WORK TO BE COMPLETED:
Find each line below where the word "folder" occurs, and copy it.
++++
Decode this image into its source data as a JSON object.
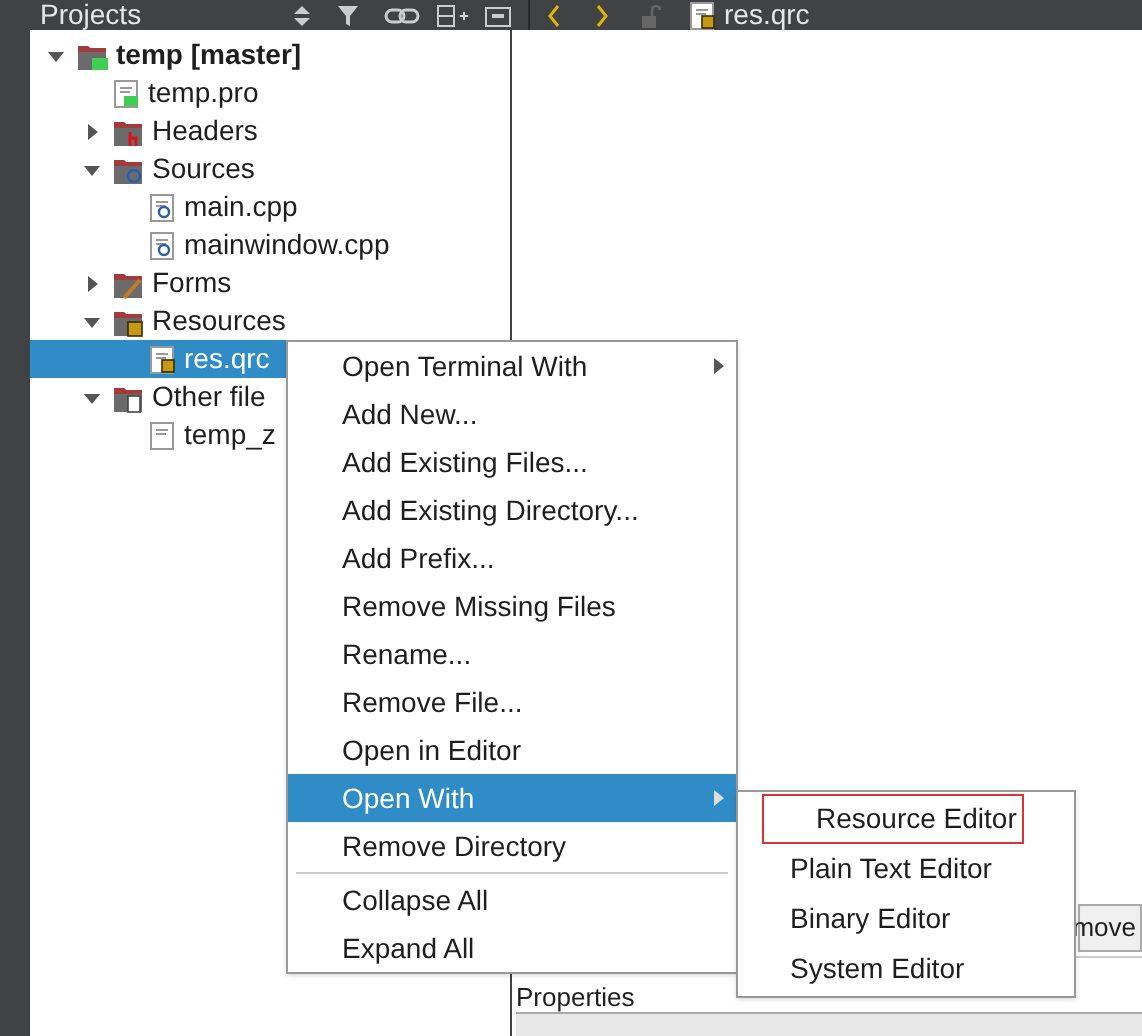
{
  "projects_pane": {
    "title": "Projects"
  },
  "editor_toolbar": {
    "file": "res.qrc"
  },
  "tree": [
    {
      "label": "temp [master]",
      "kind": "project",
      "expanded": true,
      "selected": false,
      "children": [
        {
          "label": "temp.pro",
          "kind": "pro",
          "selected": false
        },
        {
          "label": "Headers",
          "kind": "folder-headers",
          "expanded": false,
          "selected": false
        },
        {
          "label": "Sources",
          "kind": "folder-sources",
          "expanded": true,
          "selected": false,
          "children": [
            {
              "label": "main.cpp",
              "kind": "cpp",
              "selected": false
            },
            {
              "label": "mainwindow.cpp",
              "kind": "cpp",
              "selected": false
            }
          ]
        },
        {
          "label": "Forms",
          "kind": "folder-forms",
          "expanded": false,
          "selected": false
        },
        {
          "label": "Resources",
          "kind": "folder-resources",
          "expanded": true,
          "selected": false,
          "children": [
            {
              "label": "res.qrc",
              "kind": "qrc",
              "selected": true
            }
          ]
        },
        {
          "label": "Other file",
          "kind": "folder-other",
          "expanded": true,
          "selected": false,
          "children": [
            {
              "label": "temp_z",
              "kind": "text",
              "selected": false
            }
          ]
        }
      ]
    }
  ],
  "properties_label": "Properties",
  "partial_button": "move",
  "context_menu": [
    {
      "kind": "item",
      "label": "Open Terminal With",
      "submenu": true,
      "selected": false
    },
    {
      "kind": "item",
      "label": "Add New...",
      "submenu": false,
      "selected": false
    },
    {
      "kind": "item",
      "label": "Add Existing Files...",
      "submenu": false,
      "selected": false
    },
    {
      "kind": "item",
      "label": "Add Existing Directory...",
      "submenu": false,
      "selected": false
    },
    {
      "kind": "item",
      "label": "Add Prefix...",
      "submenu": false,
      "selected": false
    },
    {
      "kind": "item",
      "label": "Remove Missing Files",
      "submenu": false,
      "selected": false
    },
    {
      "kind": "item",
      "label": "Rename...",
      "submenu": false,
      "selected": false
    },
    {
      "kind": "item",
      "label": "Remove File...",
      "submenu": false,
      "selected": false
    },
    {
      "kind": "item",
      "label": "Open in Editor",
      "submenu": false,
      "selected": false
    },
    {
      "kind": "item",
      "label": "Open With",
      "submenu": true,
      "selected": true
    },
    {
      "kind": "item",
      "label": "Remove Directory",
      "submenu": false,
      "selected": false
    },
    {
      "kind": "separator"
    },
    {
      "kind": "item",
      "label": "Collapse All",
      "submenu": false,
      "selected": false
    },
    {
      "kind": "item",
      "label": "Expand All",
      "submenu": false,
      "selected": false
    }
  ],
  "open_with_menu": [
    {
      "label": "Resource Editor",
      "outlined": true
    },
    {
      "label": "Plain Text Editor",
      "outlined": false
    },
    {
      "label": "Binary Editor",
      "outlined": false
    },
    {
      "label": "System Editor",
      "outlined": false
    }
  ]
}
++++
EXERCISE RESPONSE:
          "kind": "folder-headers",
          "kind": "folder-sources",
          "kind": "folder-forms",
          "kind": "folder-resources",
          "kind": "folder-other",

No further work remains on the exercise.